(Entries from a dataset of interfaces)
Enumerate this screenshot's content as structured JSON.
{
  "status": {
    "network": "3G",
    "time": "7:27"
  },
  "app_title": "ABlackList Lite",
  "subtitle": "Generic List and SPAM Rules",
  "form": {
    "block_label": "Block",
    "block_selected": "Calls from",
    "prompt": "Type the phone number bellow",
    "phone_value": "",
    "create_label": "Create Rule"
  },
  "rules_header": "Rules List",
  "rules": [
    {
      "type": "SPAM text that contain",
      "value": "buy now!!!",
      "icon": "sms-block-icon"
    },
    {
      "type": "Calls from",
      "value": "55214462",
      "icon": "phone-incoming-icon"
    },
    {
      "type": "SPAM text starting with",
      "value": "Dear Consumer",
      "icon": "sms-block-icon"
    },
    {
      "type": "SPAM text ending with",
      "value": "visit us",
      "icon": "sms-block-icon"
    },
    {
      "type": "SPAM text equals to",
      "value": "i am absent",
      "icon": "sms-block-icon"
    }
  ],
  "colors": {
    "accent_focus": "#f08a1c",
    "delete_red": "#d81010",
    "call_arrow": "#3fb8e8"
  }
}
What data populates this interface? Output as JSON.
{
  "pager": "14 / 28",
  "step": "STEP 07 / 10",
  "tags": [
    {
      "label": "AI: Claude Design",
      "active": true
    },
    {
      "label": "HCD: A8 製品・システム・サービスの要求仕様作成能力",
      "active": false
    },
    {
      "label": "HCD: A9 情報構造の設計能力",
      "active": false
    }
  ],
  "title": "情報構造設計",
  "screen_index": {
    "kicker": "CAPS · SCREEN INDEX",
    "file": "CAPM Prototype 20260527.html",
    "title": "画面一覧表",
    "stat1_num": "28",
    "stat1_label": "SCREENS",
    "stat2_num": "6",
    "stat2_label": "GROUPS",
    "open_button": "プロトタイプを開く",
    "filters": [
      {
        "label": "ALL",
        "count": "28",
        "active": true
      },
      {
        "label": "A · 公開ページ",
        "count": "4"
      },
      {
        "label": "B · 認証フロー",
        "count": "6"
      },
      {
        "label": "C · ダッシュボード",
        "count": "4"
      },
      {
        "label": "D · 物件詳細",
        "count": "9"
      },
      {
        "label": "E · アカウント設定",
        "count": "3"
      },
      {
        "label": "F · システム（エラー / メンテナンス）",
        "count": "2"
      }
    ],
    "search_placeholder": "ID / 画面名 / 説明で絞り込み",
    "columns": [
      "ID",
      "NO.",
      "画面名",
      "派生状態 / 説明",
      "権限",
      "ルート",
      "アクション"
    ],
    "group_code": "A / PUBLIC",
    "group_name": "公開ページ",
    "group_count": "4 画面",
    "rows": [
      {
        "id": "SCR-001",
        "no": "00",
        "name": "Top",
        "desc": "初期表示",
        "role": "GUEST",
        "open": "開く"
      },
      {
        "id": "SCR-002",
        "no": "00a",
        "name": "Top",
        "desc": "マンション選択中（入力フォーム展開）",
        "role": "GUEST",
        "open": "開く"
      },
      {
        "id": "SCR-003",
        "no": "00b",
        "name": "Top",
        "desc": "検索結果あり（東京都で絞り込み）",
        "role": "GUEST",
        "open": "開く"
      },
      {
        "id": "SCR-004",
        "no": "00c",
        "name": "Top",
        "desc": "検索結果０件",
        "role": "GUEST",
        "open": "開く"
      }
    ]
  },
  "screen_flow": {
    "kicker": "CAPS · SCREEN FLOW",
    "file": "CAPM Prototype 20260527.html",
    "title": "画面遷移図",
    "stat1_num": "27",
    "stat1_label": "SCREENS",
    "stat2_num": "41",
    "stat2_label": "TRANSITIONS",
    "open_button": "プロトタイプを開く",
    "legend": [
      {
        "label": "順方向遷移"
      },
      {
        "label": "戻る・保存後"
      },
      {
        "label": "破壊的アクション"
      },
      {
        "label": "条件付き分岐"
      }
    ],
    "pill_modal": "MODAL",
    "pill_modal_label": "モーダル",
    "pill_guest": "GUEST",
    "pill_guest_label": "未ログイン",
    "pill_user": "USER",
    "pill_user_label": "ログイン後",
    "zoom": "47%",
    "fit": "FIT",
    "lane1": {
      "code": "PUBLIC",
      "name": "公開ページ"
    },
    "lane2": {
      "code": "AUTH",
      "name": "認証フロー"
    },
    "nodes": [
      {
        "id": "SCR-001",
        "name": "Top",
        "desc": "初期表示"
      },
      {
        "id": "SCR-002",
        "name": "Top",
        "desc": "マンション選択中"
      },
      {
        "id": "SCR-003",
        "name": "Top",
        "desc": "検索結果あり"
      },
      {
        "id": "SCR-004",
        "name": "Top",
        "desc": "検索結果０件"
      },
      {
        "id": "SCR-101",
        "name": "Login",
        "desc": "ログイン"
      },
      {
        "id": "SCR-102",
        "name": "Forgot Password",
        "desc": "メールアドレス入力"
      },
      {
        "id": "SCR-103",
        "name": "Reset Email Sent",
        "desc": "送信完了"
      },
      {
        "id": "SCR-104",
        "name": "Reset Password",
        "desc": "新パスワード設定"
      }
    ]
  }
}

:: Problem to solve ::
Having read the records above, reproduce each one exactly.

:: Answer for this exercise ::
Enumerate this screenshot's content as structured JSON.
{
  "status": {
    "network": "3G",
    "time": "7:27"
  },
  "app_title": "ABlackList Lite",
  "subtitle": "Generic List and SPAM Rules",
  "form": {
    "block_label": "Block",
    "block_selected": "Calls from",
    "prompt": "Type the phone number bellow",
    "phone_value": "",
    "create_label": "Create Rule"
  },
  "rules_header": "Rules List",
  "rules": [
    {
      "type": "SPAM text that contain",
      "value": "buy now!!!",
      "icon": "sms-block-icon"
    },
    {
      "type": "Calls from",
      "value": "55214462",
      "icon": "phone-incoming-icon"
    },
    {
      "type": "SPAM text starting with",
      "value": "Dear Consumer",
      "icon": "sms-block-icon"
    },
    {
      "type": "SPAM text ending with",
      "value": "visit us",
      "icon": "sms-block-icon"
    },
    {
      "type": "SPAM text equals to",
      "value": "i am absent",
      "icon": "sms-block-icon"
    }
  ],
  "colors": {
    "accent_focus": "#f08a1c",
    "delete_red": "#d81010",
    "call_arrow": "#3fb8e8"
  }
}
What data populates this interface? Output as JSON.
{
  "pager": "14 / 28",
  "step": "STEP 07 / 10",
  "tags": [
    {
      "label": "AI: Claude Design",
      "active": true
    },
    {
      "label": "HCD: A8 製品・システム・サービスの要求仕様作成能力",
      "active": false
    },
    {
      "label": "HCD: A9 情報構造の設計能力",
      "active": false
    }
  ],
  "title": "情報構造設計",
  "screen_index": {
    "kicker": "CAPS · SCREEN INDEX",
    "file": "CAPM Prototype 20260527.html",
    "title": "画面一覧表",
    "stat1_num": "28",
    "stat1_label": "SCREENS",
    "stat2_num": "6",
    "stat2_label": "GROUPS",
    "open_button": "プロトタイプを開く",
    "filters": [
      {
        "label": "ALL",
        "count": "28",
        "active": true
      },
      {
        "label": "A · 公開ページ",
        "count": "4"
      },
      {
        "label": "B · 認証フロー",
        "count": "6"
      },
      {
        "label": "C · ダッシュボード",
        "count": "4"
      },
      {
        "label": "D · 物件詳細",
        "count": "9"
      },
      {
        "label": "E · アカウント設定",
        "count": "3"
      },
      {
        "label": "F · システム（エラー / メンテナンス）",
        "count": "2"
      }
    ],
    "search_placeholder": "ID / 画面名 / 説明で絞り込み",
    "columns": [
      "ID",
      "NO.",
      "画面名",
      "派生状態 / 説明",
      "権限",
      "ルート",
      "アクション"
    ],
    "group_code": "A / PUBLIC",
    "group_name": "公開ページ",
    "group_count": "4 画面",
    "rows": [
      {
        "id": "SCR-001",
        "no": "00",
        "name": "Top",
        "desc": "初期表示",
        "role": "GUEST",
        "open": "開く"
      },
      {
        "id": "SCR-002",
        "no": "00a",
        "name": "Top",
        "desc": "マンション選択中（入力フォーム展開）",
        "role": "GUEST",
        "open": "開く"
      },
      {
        "id": "SCR-003",
        "no": "00b",
        "name": "Top",
        "desc": "検索結果あり（東京都で絞り込み）",
        "role": "GUEST",
        "open": "開く"
      },
      {
        "id": "SCR-004",
        "no": "00c",
        "name": "Top",
        "desc": "検索結果０件",
        "role": "GUEST",
        "open": "開く"
      }
    ]
  },
  "screen_flow": {
    "kicker": "CAPS · SCREEN FLOW",
    "file": "CAPM Prototype 20260527.html",
    "title": "画面遷移図",
    "stat1_num": "27",
    "stat1_label": "SCREENS",
    "stat2_num": "41",
    "stat2_label": "TRANSITIONS",
    "open_button": "プロトタイプを開く",
    "legend": [
      {
        "label": "順方向遷移"
      },
      {
        "label": "戻る・保存後"
      },
      {
        "label": "破壊的アクション"
      },
      {
        "label": "条件付き分岐"
      }
    ],
    "pill_modal": "MODAL",
    "pill_modal_label": "モーダル",
    "pill_guest": "GUEST",
    "pill_guest_label": "未ログイン",
    "pill_user": "USER",
    "pill_user_label": "ログイン後",
    "zoom": "47%",
    "fit": "FIT",
    "lane1": {
      "code": "PUBLIC",
      "name": "公開ページ"
    },
    "lane2": {
      "code": "AUTH",
      "name": "認証フロー"
    },
    "nodes": [
      {
        "id": "SCR-001",
        "name": "Top",
        "desc": "初期表示"
      },
      {
        "id": "SCR-002",
        "name": "Top",
        "desc": "マンション選択中"
      },
      {
        "id": "SCR-003",
        "name": "Top",
        "desc": "検索結果あり"
      },
      {
        "id": "SCR-004",
        "name": "Top",
        "desc": "検索結果０件"
      },
      {
        "id": "SCR-101",
        "name": "Login",
        "desc": "ログイン"
      },
      {
        "id": "SCR-102",
        "name": "Forgot Password",
        "desc": "メールアドレス入力"
      },
      {
        "id": "SCR-103",
        "name": "Reset Email Sent",
        "desc": "送信完了"
      },
      {
        "id": "SCR-104",
        "name": "Reset Password",
        "desc": "新パスワード設定"
      }
    ]
  }
}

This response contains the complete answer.